Brief: Copy out each line of the entries where the word "StoredLocationId" is present.

(Entries from a dataset of interfaces)
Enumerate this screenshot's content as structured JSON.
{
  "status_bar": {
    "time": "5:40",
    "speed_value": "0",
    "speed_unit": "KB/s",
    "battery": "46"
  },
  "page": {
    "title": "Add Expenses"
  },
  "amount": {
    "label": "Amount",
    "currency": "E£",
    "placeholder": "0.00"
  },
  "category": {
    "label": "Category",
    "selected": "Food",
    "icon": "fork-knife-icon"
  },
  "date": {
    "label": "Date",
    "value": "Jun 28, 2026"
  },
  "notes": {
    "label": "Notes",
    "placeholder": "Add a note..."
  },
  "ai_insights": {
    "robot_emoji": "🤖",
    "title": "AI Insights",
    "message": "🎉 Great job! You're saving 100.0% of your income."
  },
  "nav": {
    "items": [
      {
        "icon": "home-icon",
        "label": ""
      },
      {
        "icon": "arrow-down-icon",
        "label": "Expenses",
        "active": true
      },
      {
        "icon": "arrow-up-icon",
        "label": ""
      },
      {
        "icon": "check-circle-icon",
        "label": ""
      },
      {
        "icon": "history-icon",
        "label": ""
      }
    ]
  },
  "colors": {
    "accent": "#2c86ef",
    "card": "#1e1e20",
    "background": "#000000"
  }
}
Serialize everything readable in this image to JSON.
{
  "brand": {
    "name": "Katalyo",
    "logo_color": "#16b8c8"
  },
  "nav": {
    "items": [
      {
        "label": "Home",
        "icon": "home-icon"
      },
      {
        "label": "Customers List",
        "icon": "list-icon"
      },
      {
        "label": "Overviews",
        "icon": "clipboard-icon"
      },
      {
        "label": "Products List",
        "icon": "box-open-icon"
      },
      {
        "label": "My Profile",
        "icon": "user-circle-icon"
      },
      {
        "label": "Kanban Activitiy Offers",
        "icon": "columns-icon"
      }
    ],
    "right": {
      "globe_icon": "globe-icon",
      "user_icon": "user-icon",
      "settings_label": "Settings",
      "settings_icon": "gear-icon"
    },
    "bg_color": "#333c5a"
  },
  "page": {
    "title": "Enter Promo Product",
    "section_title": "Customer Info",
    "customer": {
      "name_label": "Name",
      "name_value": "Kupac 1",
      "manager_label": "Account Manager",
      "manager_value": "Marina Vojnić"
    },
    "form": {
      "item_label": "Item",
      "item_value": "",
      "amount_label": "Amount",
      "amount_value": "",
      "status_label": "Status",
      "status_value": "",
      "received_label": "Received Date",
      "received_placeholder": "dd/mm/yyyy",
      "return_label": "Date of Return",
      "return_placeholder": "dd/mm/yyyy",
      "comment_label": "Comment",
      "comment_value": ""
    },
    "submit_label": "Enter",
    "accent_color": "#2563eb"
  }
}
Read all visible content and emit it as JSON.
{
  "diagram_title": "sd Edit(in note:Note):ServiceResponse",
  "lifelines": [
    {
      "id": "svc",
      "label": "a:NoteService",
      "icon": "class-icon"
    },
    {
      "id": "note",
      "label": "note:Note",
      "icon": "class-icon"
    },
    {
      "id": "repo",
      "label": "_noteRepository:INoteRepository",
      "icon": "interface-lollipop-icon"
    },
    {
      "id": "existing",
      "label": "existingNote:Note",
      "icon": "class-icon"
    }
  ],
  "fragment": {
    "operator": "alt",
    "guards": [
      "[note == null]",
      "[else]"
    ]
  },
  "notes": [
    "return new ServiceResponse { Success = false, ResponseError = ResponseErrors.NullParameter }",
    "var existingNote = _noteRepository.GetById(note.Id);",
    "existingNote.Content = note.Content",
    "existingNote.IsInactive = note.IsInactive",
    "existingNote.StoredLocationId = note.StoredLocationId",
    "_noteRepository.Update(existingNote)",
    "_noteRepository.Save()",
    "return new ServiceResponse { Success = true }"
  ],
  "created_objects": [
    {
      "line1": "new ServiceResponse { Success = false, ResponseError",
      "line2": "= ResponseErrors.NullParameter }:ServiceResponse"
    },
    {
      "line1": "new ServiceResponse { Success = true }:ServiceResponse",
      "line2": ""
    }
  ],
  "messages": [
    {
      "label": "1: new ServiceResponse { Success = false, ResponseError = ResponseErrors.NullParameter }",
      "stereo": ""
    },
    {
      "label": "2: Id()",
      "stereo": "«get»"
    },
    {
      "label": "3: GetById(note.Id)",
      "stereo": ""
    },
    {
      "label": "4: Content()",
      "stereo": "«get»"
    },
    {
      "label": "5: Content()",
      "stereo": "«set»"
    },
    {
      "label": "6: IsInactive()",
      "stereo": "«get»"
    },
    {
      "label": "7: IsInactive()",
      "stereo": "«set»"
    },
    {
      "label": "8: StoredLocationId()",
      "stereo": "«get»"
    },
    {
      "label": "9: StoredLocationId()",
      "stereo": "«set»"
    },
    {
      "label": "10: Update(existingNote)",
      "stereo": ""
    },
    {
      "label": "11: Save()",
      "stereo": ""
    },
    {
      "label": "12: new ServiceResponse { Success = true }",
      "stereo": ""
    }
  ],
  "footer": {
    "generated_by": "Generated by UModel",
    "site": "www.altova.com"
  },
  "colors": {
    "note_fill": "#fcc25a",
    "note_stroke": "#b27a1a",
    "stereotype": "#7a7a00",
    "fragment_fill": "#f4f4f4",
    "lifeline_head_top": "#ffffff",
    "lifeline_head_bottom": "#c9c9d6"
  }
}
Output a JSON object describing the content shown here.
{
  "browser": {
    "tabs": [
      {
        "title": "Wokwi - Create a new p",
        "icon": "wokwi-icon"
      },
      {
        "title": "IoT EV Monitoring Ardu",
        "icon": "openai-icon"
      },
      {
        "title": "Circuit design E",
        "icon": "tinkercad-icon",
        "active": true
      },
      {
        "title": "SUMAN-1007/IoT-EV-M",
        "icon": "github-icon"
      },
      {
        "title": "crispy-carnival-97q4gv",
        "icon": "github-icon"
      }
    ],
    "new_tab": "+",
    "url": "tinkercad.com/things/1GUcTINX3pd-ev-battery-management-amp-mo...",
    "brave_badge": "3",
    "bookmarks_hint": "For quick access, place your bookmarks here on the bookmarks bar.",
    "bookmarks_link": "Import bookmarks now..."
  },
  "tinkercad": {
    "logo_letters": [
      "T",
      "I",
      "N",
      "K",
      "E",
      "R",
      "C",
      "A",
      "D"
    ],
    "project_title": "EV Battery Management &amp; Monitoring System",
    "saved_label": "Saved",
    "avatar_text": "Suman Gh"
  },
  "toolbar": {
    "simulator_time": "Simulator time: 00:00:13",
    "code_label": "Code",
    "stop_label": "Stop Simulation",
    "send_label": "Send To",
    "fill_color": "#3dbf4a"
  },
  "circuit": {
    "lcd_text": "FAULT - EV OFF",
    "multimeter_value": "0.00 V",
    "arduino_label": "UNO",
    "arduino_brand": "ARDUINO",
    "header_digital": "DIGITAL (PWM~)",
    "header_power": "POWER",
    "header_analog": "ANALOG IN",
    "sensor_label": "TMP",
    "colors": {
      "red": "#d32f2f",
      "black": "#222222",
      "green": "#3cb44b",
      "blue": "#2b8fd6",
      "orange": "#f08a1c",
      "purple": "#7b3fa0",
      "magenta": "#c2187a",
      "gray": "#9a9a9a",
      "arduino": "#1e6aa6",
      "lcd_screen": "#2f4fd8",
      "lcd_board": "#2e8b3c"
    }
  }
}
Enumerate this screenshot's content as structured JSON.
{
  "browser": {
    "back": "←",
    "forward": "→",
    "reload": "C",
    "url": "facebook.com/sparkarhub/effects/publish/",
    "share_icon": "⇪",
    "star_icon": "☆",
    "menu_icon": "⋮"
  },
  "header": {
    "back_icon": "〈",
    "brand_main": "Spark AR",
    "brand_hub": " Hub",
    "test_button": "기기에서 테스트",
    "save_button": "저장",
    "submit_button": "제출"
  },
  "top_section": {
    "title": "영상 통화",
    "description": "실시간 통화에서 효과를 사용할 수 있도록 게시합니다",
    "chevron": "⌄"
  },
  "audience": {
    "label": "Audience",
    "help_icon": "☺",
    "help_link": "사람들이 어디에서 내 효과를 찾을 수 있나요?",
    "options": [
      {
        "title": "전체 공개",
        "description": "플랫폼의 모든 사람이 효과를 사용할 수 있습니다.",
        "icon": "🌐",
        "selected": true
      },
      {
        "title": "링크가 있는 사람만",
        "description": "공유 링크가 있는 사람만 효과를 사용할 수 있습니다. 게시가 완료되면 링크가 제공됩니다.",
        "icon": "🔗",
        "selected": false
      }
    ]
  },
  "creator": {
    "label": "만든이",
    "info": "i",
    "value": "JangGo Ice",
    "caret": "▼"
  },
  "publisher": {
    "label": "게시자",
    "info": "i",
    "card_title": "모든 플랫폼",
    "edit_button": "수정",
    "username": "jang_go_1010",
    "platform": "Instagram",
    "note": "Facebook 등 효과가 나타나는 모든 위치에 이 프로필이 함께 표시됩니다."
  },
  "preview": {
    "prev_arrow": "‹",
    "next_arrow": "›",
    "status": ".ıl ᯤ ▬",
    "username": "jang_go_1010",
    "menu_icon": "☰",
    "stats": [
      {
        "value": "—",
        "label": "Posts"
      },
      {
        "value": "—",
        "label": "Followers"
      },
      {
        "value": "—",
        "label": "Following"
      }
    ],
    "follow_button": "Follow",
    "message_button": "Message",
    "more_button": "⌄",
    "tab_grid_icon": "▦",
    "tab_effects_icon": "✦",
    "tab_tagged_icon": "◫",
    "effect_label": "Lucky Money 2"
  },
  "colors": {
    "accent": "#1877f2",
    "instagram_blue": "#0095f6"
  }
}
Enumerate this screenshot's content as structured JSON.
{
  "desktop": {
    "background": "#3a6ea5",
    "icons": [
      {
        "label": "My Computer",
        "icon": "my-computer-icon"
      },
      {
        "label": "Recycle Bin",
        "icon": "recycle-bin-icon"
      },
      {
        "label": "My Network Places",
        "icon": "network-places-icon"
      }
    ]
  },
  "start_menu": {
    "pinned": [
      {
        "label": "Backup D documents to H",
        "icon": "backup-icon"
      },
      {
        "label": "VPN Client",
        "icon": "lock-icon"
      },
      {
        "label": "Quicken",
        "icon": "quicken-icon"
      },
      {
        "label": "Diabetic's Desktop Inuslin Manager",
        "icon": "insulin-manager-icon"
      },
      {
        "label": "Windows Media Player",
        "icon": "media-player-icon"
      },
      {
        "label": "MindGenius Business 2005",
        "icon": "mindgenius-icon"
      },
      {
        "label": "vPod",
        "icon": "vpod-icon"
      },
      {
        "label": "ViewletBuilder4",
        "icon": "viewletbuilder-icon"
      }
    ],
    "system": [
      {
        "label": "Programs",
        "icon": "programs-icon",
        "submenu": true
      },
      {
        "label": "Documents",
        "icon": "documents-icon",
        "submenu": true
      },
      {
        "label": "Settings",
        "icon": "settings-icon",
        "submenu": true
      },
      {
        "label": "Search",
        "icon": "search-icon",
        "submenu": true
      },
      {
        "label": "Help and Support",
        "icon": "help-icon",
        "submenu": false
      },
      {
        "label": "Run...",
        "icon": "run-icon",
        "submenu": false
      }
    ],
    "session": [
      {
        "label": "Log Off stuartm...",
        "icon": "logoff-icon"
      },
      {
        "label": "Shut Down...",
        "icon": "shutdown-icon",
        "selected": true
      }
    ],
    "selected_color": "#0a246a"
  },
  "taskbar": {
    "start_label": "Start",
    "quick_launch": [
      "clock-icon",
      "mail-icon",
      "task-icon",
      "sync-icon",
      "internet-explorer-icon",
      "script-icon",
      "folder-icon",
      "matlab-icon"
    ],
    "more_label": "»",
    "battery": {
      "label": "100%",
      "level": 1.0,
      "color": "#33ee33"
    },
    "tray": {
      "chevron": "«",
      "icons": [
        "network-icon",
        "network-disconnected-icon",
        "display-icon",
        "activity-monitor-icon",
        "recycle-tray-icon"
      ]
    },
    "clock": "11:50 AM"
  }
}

Expected output:
    "existingNote.StoredLocationId = note.StoredLocationId",
      "label": "8: StoredLocationId()",
      "label": "9: StoredLocationId()",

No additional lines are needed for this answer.